Medical Dermatology


Hyperhidrosis is another term for excessive sweating. Sweating is a normal response from the human body when it is hot. However, hyperhidrosis is when an individual sweats when there is no physical need to do so. It is usually apparent in the underarms, face, feet, and hands and can sometimes interfere with everyday activities. This is when treatment is most important.


There are two types of hyperhidrosis: focal and secondary. Focal hyperhidrosis occurs when sweating is localized to a few body parts and happens with no apparent cause. It typically happens more than once per week and begins during adolescence. Secondary hyperhidrosis means that the sweating is actually a symptom of another problem. The sweating will be less localized, happening all over the body, and often while sleeping. Root causes range from diabetes to gout, hyperthyroidism to menopause, and many more.


Complications from hyperhidrosis tend to be mild if treated effectively but can lead to unpleasant situations. Body odor and maceration (soft, mushy appearance or texture) are two of the most common problems associated with this disorder. However, more serious problems such as athlete’s foot, bacterial or fungal infections, and warts can become issues if an individual with severe hyperhidrosis is not properly treated.
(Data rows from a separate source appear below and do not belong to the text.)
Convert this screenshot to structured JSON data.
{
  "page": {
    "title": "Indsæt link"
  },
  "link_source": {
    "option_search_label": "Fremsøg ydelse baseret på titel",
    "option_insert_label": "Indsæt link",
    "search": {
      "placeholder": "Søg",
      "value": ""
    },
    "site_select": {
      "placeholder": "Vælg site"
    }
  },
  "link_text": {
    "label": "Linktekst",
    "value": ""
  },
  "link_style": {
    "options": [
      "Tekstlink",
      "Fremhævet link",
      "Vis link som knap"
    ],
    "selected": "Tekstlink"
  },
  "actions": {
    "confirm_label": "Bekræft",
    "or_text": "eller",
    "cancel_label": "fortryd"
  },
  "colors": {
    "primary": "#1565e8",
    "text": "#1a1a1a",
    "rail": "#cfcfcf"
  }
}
One of the most effective treatments dermatologists utilize is Botox® injections in the affected areas. These injections block the nerves which stimulate sweat production in the treated areas. In more sensitive areas, dermatologists may start with a topical anesthetic to reduce pain at the injection site. These treatments are not permanent and patients will see results for anywhere from 6-12 months before needing additional treatments.